▶ _Record excerpts_
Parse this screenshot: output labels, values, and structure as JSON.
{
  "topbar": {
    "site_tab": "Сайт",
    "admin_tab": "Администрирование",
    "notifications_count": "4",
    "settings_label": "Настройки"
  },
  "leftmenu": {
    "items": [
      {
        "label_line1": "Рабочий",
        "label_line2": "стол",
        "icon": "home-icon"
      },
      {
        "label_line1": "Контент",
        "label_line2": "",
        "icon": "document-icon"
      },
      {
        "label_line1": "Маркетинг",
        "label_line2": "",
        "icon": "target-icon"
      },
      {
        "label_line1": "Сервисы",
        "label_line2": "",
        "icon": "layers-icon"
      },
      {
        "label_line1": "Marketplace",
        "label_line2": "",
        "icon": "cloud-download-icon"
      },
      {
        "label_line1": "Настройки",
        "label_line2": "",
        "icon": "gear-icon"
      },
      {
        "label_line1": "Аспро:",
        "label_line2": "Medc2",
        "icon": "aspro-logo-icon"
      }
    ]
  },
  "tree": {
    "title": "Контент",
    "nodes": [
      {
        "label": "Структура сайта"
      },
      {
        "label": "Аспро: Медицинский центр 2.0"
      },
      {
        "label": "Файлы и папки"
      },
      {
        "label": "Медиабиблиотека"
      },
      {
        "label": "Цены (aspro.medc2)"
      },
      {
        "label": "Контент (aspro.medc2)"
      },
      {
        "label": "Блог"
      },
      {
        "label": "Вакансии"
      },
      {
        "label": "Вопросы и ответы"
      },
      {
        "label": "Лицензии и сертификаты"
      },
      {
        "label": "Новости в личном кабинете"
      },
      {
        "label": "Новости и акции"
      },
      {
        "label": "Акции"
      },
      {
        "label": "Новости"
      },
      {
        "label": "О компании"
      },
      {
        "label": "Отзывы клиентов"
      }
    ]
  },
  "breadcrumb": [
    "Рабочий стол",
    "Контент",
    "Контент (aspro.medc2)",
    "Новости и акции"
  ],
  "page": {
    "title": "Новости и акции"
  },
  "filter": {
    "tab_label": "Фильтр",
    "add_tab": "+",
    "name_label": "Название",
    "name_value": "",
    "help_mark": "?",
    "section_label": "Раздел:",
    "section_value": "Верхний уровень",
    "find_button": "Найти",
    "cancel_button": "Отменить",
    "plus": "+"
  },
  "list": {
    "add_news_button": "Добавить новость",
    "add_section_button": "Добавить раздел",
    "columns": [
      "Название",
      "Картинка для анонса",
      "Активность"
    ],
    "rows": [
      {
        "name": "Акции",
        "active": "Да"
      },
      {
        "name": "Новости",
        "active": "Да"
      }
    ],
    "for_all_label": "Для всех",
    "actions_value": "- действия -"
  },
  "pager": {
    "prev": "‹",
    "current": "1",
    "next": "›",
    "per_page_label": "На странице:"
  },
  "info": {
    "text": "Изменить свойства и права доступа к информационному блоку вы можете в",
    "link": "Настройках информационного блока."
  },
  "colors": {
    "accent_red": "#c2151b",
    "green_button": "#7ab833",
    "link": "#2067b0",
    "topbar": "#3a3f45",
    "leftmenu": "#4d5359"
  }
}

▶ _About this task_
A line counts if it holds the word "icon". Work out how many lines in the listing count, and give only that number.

▶ _Exercise output_
7